In the meantime, Clay Nissan sued Jill’s two brothers for what was alleged to be defamation and interference. They sought a restraining order asking the web site to be taken down, and, on the interference claim, asked the Court to assess pre-litigation attachment against the brothers. The brothers protested, claiming that truth is a defense and that their boycott site was protected by the First Amendment. The Court, over the strenuous objection of the brothers, who were represented by counsel, held a two day evidentiary hearing. The Court heard from Clay’s management, their public relations firm and Ms. Colter’s brother Adam, who was most closely related to the Facebook site. Because Jill’s case was in separate litigation at the MCAD, and perhaps for other strategic reasons, the Colters did not produce much of Jill’s evidence at the hearing.

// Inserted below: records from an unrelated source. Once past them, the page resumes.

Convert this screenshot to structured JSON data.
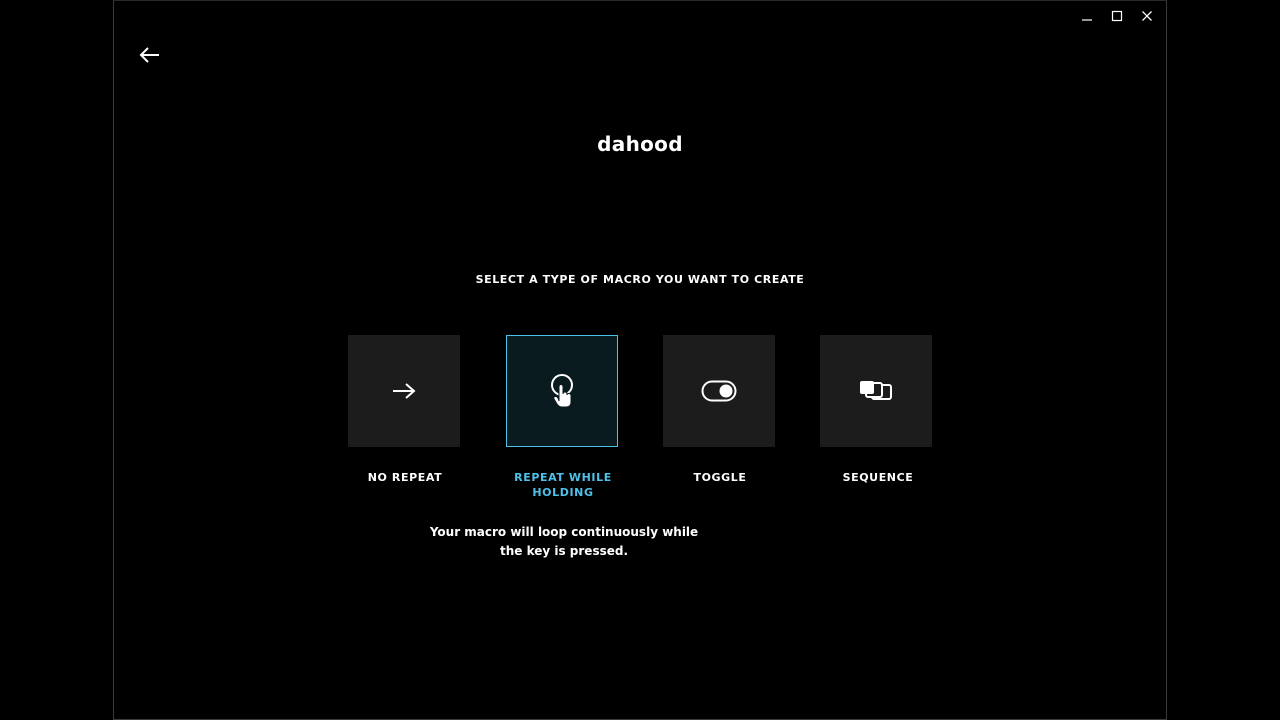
{
  "window": {
    "controls": {
      "minimize_icon": "minimize-icon",
      "maximize_icon": "maximize-icon",
      "close_icon": "close-icon"
    }
  },
  "page": {
    "title": "dahood",
    "subtitle": "SELECT A TYPE OF MACRO YOU WANT TO CREATE",
    "description": "Your macro will loop continuously while the key is pressed."
  },
  "macro_types": [
    {
      "label": "NO REPEAT",
      "icon": "arrow-right-icon",
      "selected": false
    },
    {
      "label": "REPEAT WHILE HOLDING",
      "icon": "hold-press-icon",
      "selected": true
    },
    {
      "label": "TOGGLE",
      "icon": "toggle-switch-icon",
      "selected": false
    },
    {
      "label": "SEQUENCE",
      "icon": "sequence-icon",
      "selected": false
    }
  ],
  "colors": {
    "accent": "#4fc1e9",
    "card_bg": "#1c1c1c",
    "selected_bg": "#0a1b20",
    "background": "#000000"
  }
}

Judge Dupuis completely credited the testimony of the Plaintiffs and discredited Adam Colter’s testimony, and accordingly found that the Plaintiffs had established a likelihood of success on the merits. Based only upon the testimony of Clay’s CFO that Clay had net losses of $320,000 in 2012, $160,000 of which came in July 2012, Judge Dupuis ordered that a $1.5 million pre-judgment attachment be placed against the two brothers and that all of their banks and savings be disclosed to the Court within seven days. At the same time, the Court recognized that the Colters’ Facebook page and speech, even if defamatory, is protected by the First Amendment, and therefore refused to enjoin the Facebook page. The Court did not rule on the Colters’ anti-SLAPP suit (Strategic Litigation Against Private Persons) counterclaim.

Clay’s public relations firm sprung into action, distributing the order to the media and the story went viral, with many major web sites carrying links to the Court’s order. Every single media story erroneously reported that the Judge had awarded or entered judgment against the brothers, when, in fact, the Judge had only made a pre-judgment attachment (not that the pre-judgment attachment is not a severe penalty).

Not surprisingly, the Colters have filed an emergent interlocutory appeal to get the attachment reversed. That matter is presently pending. In the meantime, the parties continue to assault each other on Facebook and social media. In the meantime, Jill’s matter is at MCAD, and it is my understanding that her cancer has gone into remission, so amongst the other doom and gloom, there is at least one silver lining.

There are many lessons to be learned from this case. Clearly, if the Colters’ purpose was to inflict damage on Clay, they have accomplished their goal. A lawsuit would not injure Clay in the same way, since their insurance would cover it. They have also succeeded in getting their sister a sizable payment pre-suit and without waiver. But clearly there has been a great personal cost to them, and it remains to be seen who will win both the court litigation and the social media litigation. The problem is that once a party decides to litigate in the social media, it becomes difficult to maintain control, and, as this case demonstrates, the Courts are still perplexed by Facebook First Amendment issues, as I discussed in my article for August 17, 2012, Bland v. Roberts.

I reached out to plaintiff’s counsel, who declined comment, but provided a copy of Judge Dupuis’ Order. I have linked that extraordinary order along with the interlocutory appeal filed by the defendants. I will update this story as there are new developments.

Plaintiff’s counsel: Scott Silverman, Silverman Advisors, PC

Defendant’s counsel: John R. Bita, Milligan & Coughlin LLC

Trial Court Judge: Renee Dupuis, J.S.C.